The Comptroller and Auditor General, or CAG, said the loss was caused by revenue leaks, non-levy of penalties to highways contractors, among other reasons.
Vital link: A stretch of the Delhi-Gurgaon highway. The audit says 20-year concessions given to developers of this stretch led to losses. Ramesh Pathania / Mint
PPPs are seen as the preferred means of financing infrastructure projects as government budgetary resources grow increasingly stretched.
CAG, the government’s external auditor, reviewed eight of 17 highway stretches awarded to private concessionaries under the first phase of the National Highway Development Programme, or NHDP; four of them were tendered under the toll model and the rest under the annuity model. All these eight highway projects were awarded between 1998 and 2003.
In the toll model, companies derive their revenues by levying toll for a specified concession period whereas in the annuity system the developer recovers his investments from the government.
“Generally, there was more exigency in BOT toll projects but in annuity projects, there was delay at every level,” said K.P. Sasidharan, principal director, CAG.
BOT refers to the financing model in which the developer finances, builds and operates a highway for a specified period of time and derives revenues from it.
Under the first phase of NHDP, highways regulator National Highways Authority of India, or Nhai, was mandated to upgrade some 6,300km of highways at an estimated cost of Rs30,300 crore.
Of these, 17 stretches were awarded under the BOT model between March 1998 and April 2003. However, only five of the 17 were completed within the scheduled time, the audit added.
The audit, which was presented in the Rajya Sabha (upper house of Parliament) on Friday, revealed that Nhai did not conduct detailed project reports (DPRs) while tendering highway stretches between Satara and Kagal in Maharashtra and Jaipur and Kishangarh in Rajasthan.
Some analysts, however, said DPRs shouldn’t be prepared for BOT projects.
“If we have DPRs, then you are not allowing for innovative engineering. You are only allowing for financing play through either cheaper cost of funds or more aggressive traffic estimates,” said Parvesh Minocha of consultant Feedback Ventures Pvt Ltd.
Nhai also did not have a system to compute “a reasonable concession period” in the two highway stretches between Delhi and Gurgaon and Jaipur and Kishangarh.
The report said that allowing for a 20% rate of return, the two road stretches should have been tendered for 14 and 12 years, respectively, as opposed to the 20-year concessions given to developers, leading to combined losses of Rs309 crore.

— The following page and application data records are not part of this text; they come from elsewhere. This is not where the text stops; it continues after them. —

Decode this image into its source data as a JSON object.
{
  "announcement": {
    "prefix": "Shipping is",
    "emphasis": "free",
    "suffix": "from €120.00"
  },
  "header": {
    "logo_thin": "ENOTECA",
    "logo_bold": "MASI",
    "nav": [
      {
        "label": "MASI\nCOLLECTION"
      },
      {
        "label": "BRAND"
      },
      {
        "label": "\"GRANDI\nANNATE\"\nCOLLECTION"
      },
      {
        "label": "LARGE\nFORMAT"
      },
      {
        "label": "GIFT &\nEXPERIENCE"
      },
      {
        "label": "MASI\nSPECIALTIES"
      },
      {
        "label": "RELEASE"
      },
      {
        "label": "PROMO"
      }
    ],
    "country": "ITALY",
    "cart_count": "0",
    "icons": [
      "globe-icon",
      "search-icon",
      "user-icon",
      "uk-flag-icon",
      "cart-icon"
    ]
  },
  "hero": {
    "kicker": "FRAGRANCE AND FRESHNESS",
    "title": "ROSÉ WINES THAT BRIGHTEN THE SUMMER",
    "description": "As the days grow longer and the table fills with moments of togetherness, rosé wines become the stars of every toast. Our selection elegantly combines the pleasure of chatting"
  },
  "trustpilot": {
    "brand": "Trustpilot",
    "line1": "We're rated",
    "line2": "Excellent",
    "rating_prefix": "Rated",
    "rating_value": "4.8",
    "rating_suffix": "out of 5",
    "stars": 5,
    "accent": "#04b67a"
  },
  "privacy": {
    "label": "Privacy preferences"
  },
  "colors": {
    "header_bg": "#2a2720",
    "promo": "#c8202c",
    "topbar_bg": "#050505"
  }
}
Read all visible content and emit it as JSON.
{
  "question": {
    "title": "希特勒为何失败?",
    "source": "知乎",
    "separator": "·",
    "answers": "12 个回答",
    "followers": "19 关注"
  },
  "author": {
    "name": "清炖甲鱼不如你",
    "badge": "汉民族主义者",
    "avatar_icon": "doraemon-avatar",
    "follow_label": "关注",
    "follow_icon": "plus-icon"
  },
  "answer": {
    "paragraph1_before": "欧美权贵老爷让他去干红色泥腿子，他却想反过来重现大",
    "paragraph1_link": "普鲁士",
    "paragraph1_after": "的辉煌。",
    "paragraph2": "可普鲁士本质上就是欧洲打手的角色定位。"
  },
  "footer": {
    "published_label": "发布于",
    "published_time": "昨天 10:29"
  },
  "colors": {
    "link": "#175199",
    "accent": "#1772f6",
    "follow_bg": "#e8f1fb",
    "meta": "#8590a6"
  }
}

The Delhi-Gurgaon stretch is operated by a consortium headed by DS Constructions Ltd while the Satara Kagal stretch was built by the Maharashtra State Road Development Corporation Ltd.
The Jaipur-Kishangarh highway stretch is operated by a consortium headed by the GVK Group.